Art TrainingGraduate School / University of New Mexico
Juntos; NALAC; Texas Photographic Society
What impact do you want to have with your art?
To be instrumental in contributing to the Latinx esthetic
Delilah Montoya is a self-identified Chicana photographer, printmaker, and installation artist, working and living in the U.S. Southwest of New Mexico and Texas. As an activist artist, she poses herself questions about identity, power, land, borders, gender, community, family, that she then explores through her art practice; one that is generally based in series that tell specific stories pointing to larger experiences. Even if she produces a one-off singular work of art, it addresses multiple histories and points of view. One can think of Delilah as an artist/scientist/anthropologist/sociologist/humanist. Her works are both highly cerebral and conceptual on the one hand, and aesthetically dense and psychologically complex on the other. She is an investigator of histories and lives; her primary subject is the human condition through time and territory as expressed through the lens of being a mestiza, a Chicana, someone who claims a hybrid identity and place both in terms of lineage and culture.
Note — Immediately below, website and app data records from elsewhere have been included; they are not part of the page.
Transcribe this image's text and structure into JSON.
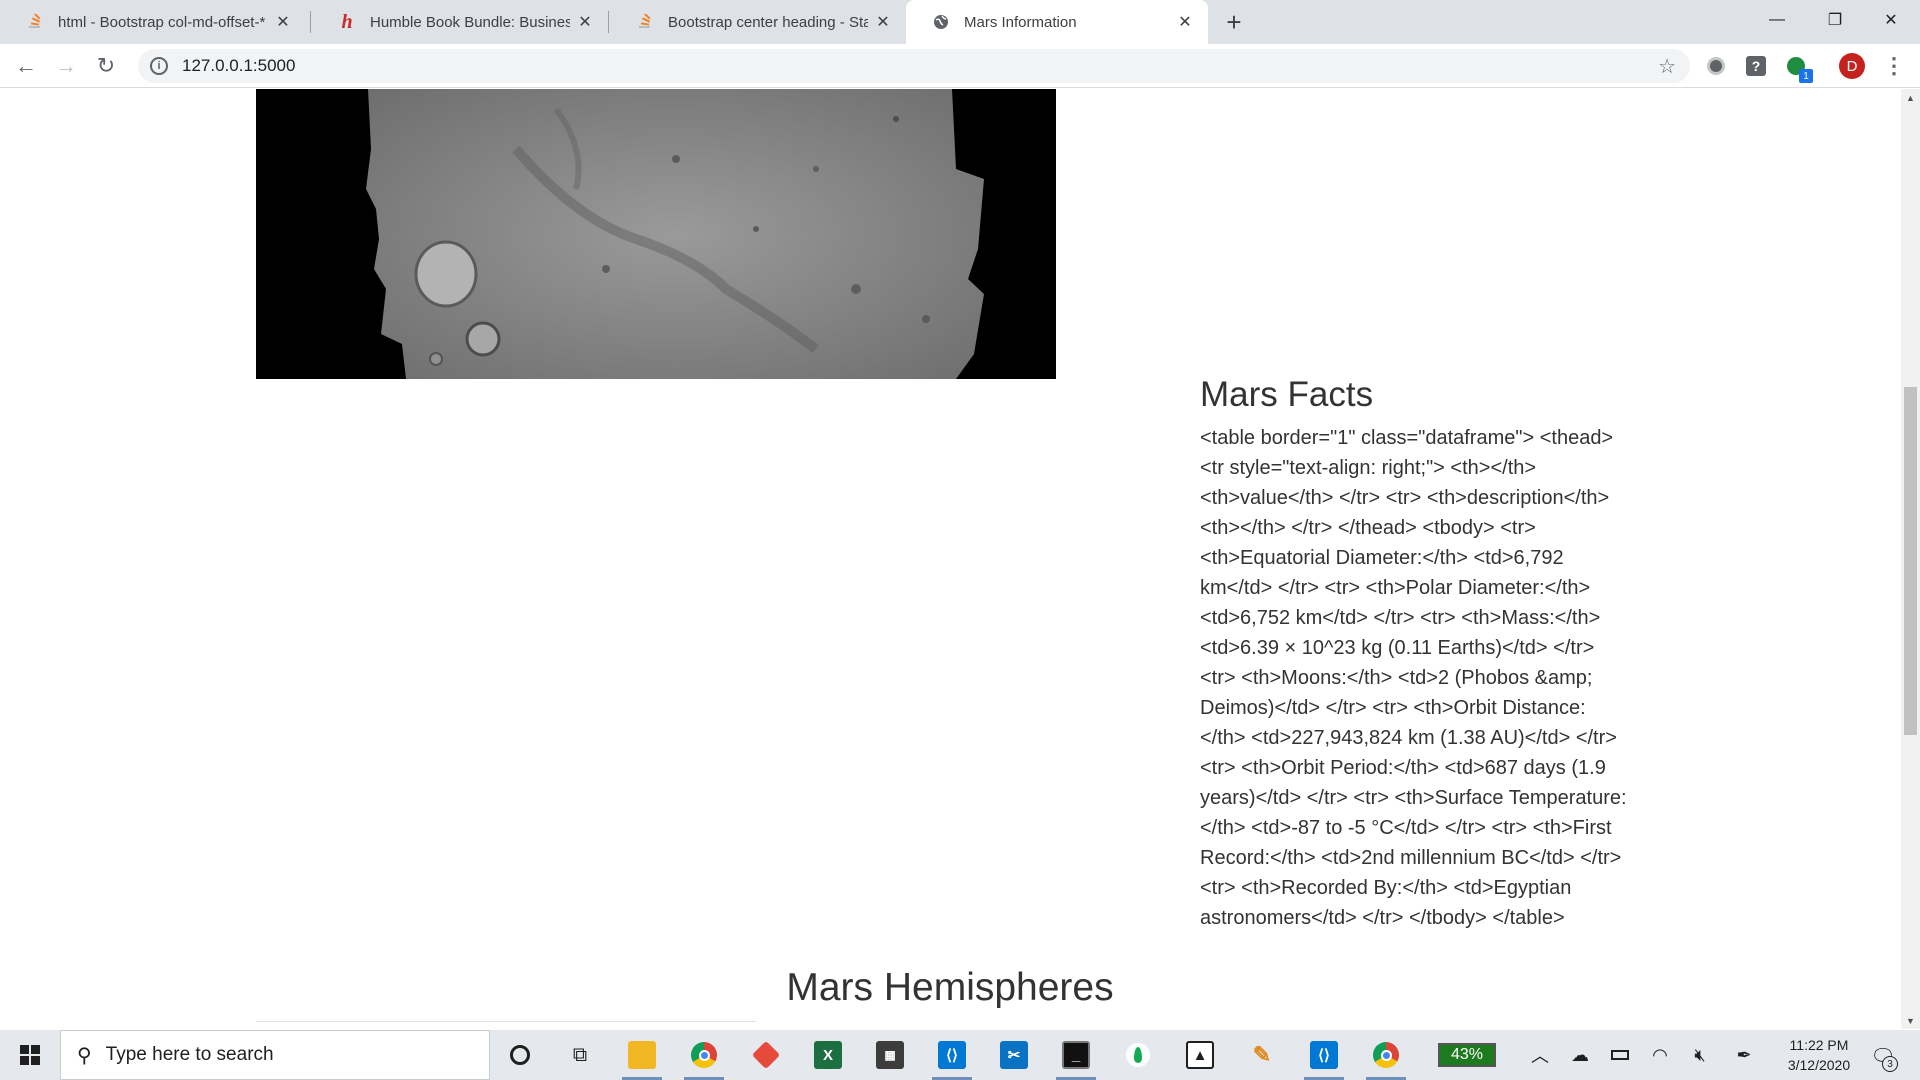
{
  "browser": {
    "tabs": [
      {
        "title": "html - Bootstrap col-md-offset-*",
        "favicon": "stackoverflow-icon",
        "active": false
      },
      {
        "title": "Humble Book Bundle: Business In",
        "favicon": "humble-bundle-icon",
        "active": false
      },
      {
        "title": "Bootstrap center heading - Stack",
        "favicon": "stackoverflow-icon",
        "active": false
      },
      {
        "title": "Mars Information",
        "favicon": "globe-icon",
        "active": true
      }
    ],
    "url": "127.0.0.1:5000",
    "profile_initial": "D",
    "extension_badge": "1"
  },
  "page": {
    "facts_title": "Mars Facts",
    "facts_raw_html": "<table border=\"1\" class=\"dataframe\"> <thead> <tr style=\"text-align: right;\"> <th></th> <th>value</th> </tr> <tr> <th>description</th> <th></th> </tr> </thead> <tbody> <tr> <th>Equatorial Diameter:</th> <td>6,792 km</td> </tr> <tr> <th>Polar Diameter:</th> <td>6,752 km</td> </tr> <tr> <th>Mass:</th> <td>6.39 × 10^23 kg (0.11 Earths)</td> </tr> <tr> <th>Moons:</th> <td>2 (Phobos &amp; Deimos)</td> </tr> <tr> <th>Orbit Distance:</th> <td>227,943,824 km (1.38 AU)</td> </tr> <tr> <th>Orbit Period:</th> <td>687 days (1.9 years)</td> </tr> <tr> <th>Surface Temperature:</th> <td>-87 to -5 °C</td> </tr> <tr> <th>First Record:</th> <td>2nd millennium BC</td> </tr> <tr> <th>Recorded By:</th> <td>Egyptian astronomers</td> </tr> </tbody> </table>",
    "hemispheres_title": "Mars Hemispheres"
  },
  "taskbar": {
    "search_placeholder": "Type here to search",
    "battery_percent": "43%",
    "time": "11:22 PM",
    "date": "3/12/2020",
    "notification_count": "3",
    "pinned_apps": [
      "cortana-icon",
      "task-view-icon",
      "file-explorer-icon",
      "chrome-icon",
      "git-icon",
      "excel-icon",
      "calculator-icon",
      "vscode-icon",
      "snipping-tool-icon",
      "terminal-icon",
      "mongodb-icon",
      "photos-icon",
      "paint-icon",
      "vscode-icon",
      "chrome-icon"
    ]
  },
  "colors": {
    "tab_strip": "#dee1e6",
    "text": "#333333",
    "taskbar": "#e5e9ee",
    "battery": "#1e7a1e",
    "avatar": "#c5221f"
  }
}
Born in Texas, raised in the Midwest, she has called New Mexico the ancestral home of her mother’s family home for more than thirty years. Its complex ethno-racial, religious, and socio-economic heritage has proved to be a fertile ground for her artistic explorations and collaborations with members of many disparate communities. – Holly Barnet-Sanchez
Delilah Montoya serves as a professor in the Katherine G. McGovern College of the Arts Houston at the University of Houston. Montoya’s numerous projects investigate cultural phenomena, always addressing and often confronting viewers’ assumptions. Women Boxers: The New Warriors, a book project was published by Arte Publico Press and exhibited at Project Row House. Later it traveled to Los Angeles, Santa Fe, New York City and Dallas and was reviewed in Art in America. Montoya’s work has traveled with the International Center for Photography exhibition “Only Skin Deep: Changing Visions of the American Self” and “Arte Latino: Treasures from the Smithsonian American Art Museum.” She received Artadia Award and was honor with Richard T. Castro Distinguished Visiting Professorship. Her current work, Contemporary Casta Portraiture, Nuestra Calidad, featuring sixteen present-day photographic family portraits, along with a DNA study for each clan Montoya mimics and revitalizes the Spanish colonial depiction of the complex racial mixing of the people of New Spain in the eighteenth and early nineteenth centuries. This work was generously supported by the University of Houston CMAS SEED grant and UH Small Grant Program.